Muck Rack makes it simple to find people, tweets, or articles that mention any name, keyword, company, hashtag etc. We've compiled this guide to help you make the most of your search.
Selecting a term
Start searching tweets, articles from media outlets, articles mentioned in tweets, journalists'
names, titles and bios with some suggested searches:
Companies or Topics (e.g. iPhone, Microsoft)
Phrases (e.g. "cloud computing") — use quotes to keep the terms together
Twitter handles (e.g. @username) — returns those who have mentioned or replied to
Names (e.g. "David Pogue")
Hashtags (e.g. #sxsw, #london2012)
Bio details (e.g. vegan, Olympics, father)
Muck Rack's Advanced Search allows for many boolean operators.
Find results that mention multiple specified terms, use AND or
+. For example, ensure each result contains both Elon Musk and Mark Zuckerberg by
searching Obama AND Romney or Obama + Romney.
Use the operators OR or , to broaden your search when you'd like either of
multiple terms to appear in results. (This is the default behavior of our search when no operators
are used.) For example, search for democrat OR republican to find results that refer to
Democrats and/or Republicans.
Use NOT or - to subtract results from your search. For
example, searching Disney will yield results about the Walt Disney Company as well as Walt Disney
World Resort. To exclude mentions of Disney World, search for Disney -World or Disney
When using one of these operators with a phrase, enclose it in quotation marks.
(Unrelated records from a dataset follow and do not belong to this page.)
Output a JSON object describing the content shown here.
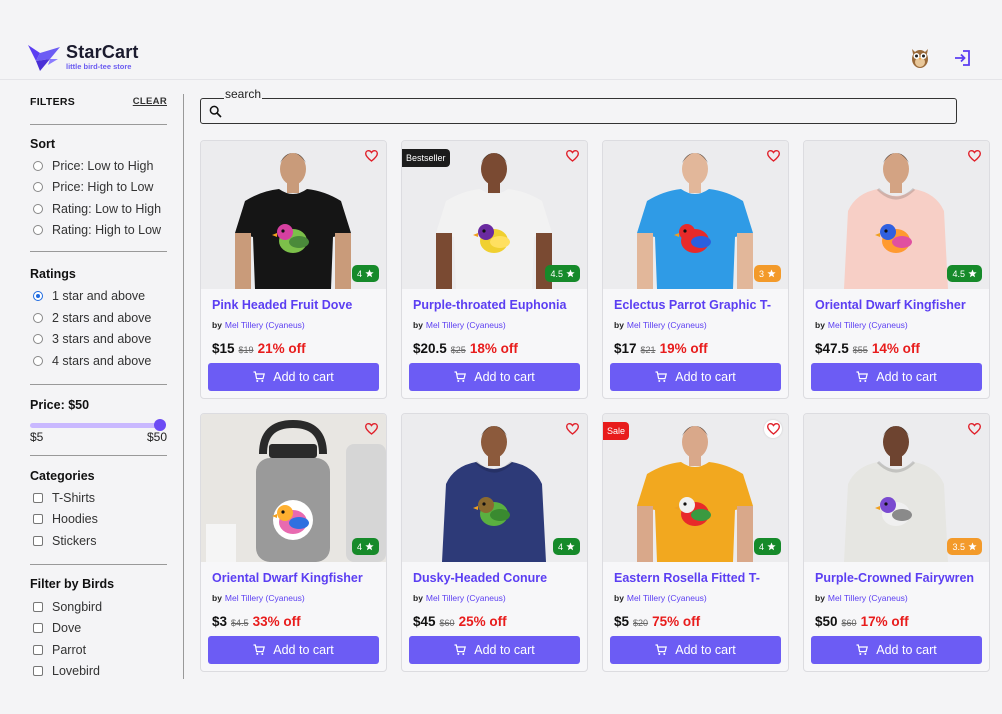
{
  "header": {
    "brand": "StarCart",
    "tagline": "little bird-tee store"
  },
  "sidebar": {
    "title": "FILTERS",
    "clear": "CLEAR",
    "sort": {
      "title": "Sort",
      "options": [
        "Price: Low to High",
        "Price: High to Low",
        "Rating: Low to High",
        "Rating: High to Low"
      ]
    },
    "ratings": {
      "title": "Ratings",
      "options": [
        "1 star and above",
        "2 stars and above",
        "3 stars and above",
        "4 stars and above"
      ],
      "selected_index": 0
    },
    "price": {
      "title": "Price: $50",
      "min": "$5",
      "max": "$50",
      "value_fraction": 1.0
    },
    "categories": {
      "title": "Categories",
      "options": [
        "T-Shirts",
        "Hoodies",
        "Stickers"
      ]
    },
    "birds": {
      "title": "Filter by Birds",
      "options": [
        "Songbird",
        "Dove",
        "Parrot",
        "Lovebird"
      ]
    }
  },
  "search": {
    "label": "search",
    "value": ""
  },
  "colors": {
    "accent": "#6c5cf4",
    "title_purple": "#5b3ef2",
    "discount_red": "#e81c1c",
    "rating_green": "#168a2a",
    "rating_orange": "#f39a2a"
  },
  "products": [
    {
      "title": "Pink Headed Fruit Dove",
      "by": "by",
      "artist": "Mel Tillery (Cyaneus)",
      "price": "$15",
      "old_price": "$19",
      "discount": "21% off",
      "rating": "4",
      "rating_color": "green",
      "badge": "",
      "button": "Add to cart",
      "product_type": "t-shirt",
      "garment_color": "#151515"
    },
    {
      "title": "Purple-throated Euphonia",
      "by": "by",
      "artist": "Mel Tillery (Cyaneus)",
      "price": "$20.5",
      "old_price": "$25",
      "discount": "18% off",
      "rating": "4.5",
      "rating_color": "green",
      "badge": "Bestseller",
      "button": "Add to cart",
      "product_type": "t-shirt",
      "garment_color": "#f2f2f2"
    },
    {
      "title": "Eclectus Parrot Graphic T-",
      "by": "by",
      "artist": "Mel Tillery (Cyaneus)",
      "price": "$17",
      "old_price": "$21",
      "discount": "19% off",
      "rating": "3",
      "rating_color": "orange",
      "badge": "",
      "button": "Add to cart",
      "product_type": "t-shirt",
      "garment_color": "#2f9be6"
    },
    {
      "title": "Oriental Dwarf Kingfisher",
      "by": "by",
      "artist": "Mel Tillery (Cyaneus)",
      "price": "$47.5",
      "old_price": "$55",
      "discount": "14% off",
      "rating": "4.5",
      "rating_color": "green",
      "badge": "",
      "button": "Add to cart",
      "product_type": "hoodie",
      "garment_color": "#f7cfc6"
    },
    {
      "title": "Oriental Dwarf Kingfisher",
      "by": "by",
      "artist": "Mel Tillery (Cyaneus)",
      "price": "$3",
      "old_price": "$4.5",
      "discount": "33% off",
      "rating": "4",
      "rating_color": "green",
      "badge": "",
      "button": "Add to cart",
      "product_type": "sticker",
      "garment_color": "#9a9a9a"
    },
    {
      "title": "Dusky-Headed Conure",
      "by": "by",
      "artist": "Mel Tillery (Cyaneus)",
      "price": "$45",
      "old_price": "$60",
      "discount": "25% off",
      "rating": "4",
      "rating_color": "green",
      "badge": "",
      "button": "Add to cart",
      "product_type": "hoodie",
      "garment_color": "#2d3a78"
    },
    {
      "title": "Eastern Rosella Fitted T-",
      "by": "by",
      "artist": "Mel Tillery (Cyaneus)",
      "price": "$5",
      "old_price": "$20",
      "discount": "75% off",
      "rating": "4",
      "rating_color": "green",
      "badge": "Sale",
      "button": "Add to cart",
      "product_type": "t-shirt",
      "garment_color": "#f2a81f"
    },
    {
      "title": "Purple-Crowned Fairywren",
      "by": "by",
      "artist": "Mel Tillery (Cyaneus)",
      "price": "$50",
      "old_price": "$60",
      "discount": "17% off",
      "rating": "3.5",
      "rating_color": "orange",
      "badge": "",
      "button": "Add to cart",
      "product_type": "hoodie",
      "garment_color": "#e6e6e2"
    }
  ]
}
For example, you can
find results about smartphones excluding Apple's iPhone 4S by searching smartphone -"iPhone
Exact case matching or punctuation
If you're searching for a brand name or keyword that relies on specific punctuation marks or capitalization, you can
find results that match your exact query by adding matchcase: before the keyword you're searching for, like matchcase:E*TRADE .
Use parentheses to separate multiple
boolean phrases. For example, to find journalists talking about having fun in Disney World or
Disneyland, search for ("disney world" OR disneyland) AND fun.
An asterisk can be used to search for any variation of a root word truncated by the asterisk. For example, searching for admin* will return results for administrator, administration, administer, administered, etc.
A near operator is an AND operator where you can control the distance between the words. You can vary the distance the near operation uses by adding a forward slash and number (between 0-99) such as strawberries NEAR/10 "whipped cream", which means the strawberries must exist within 10 words of "whipped cream".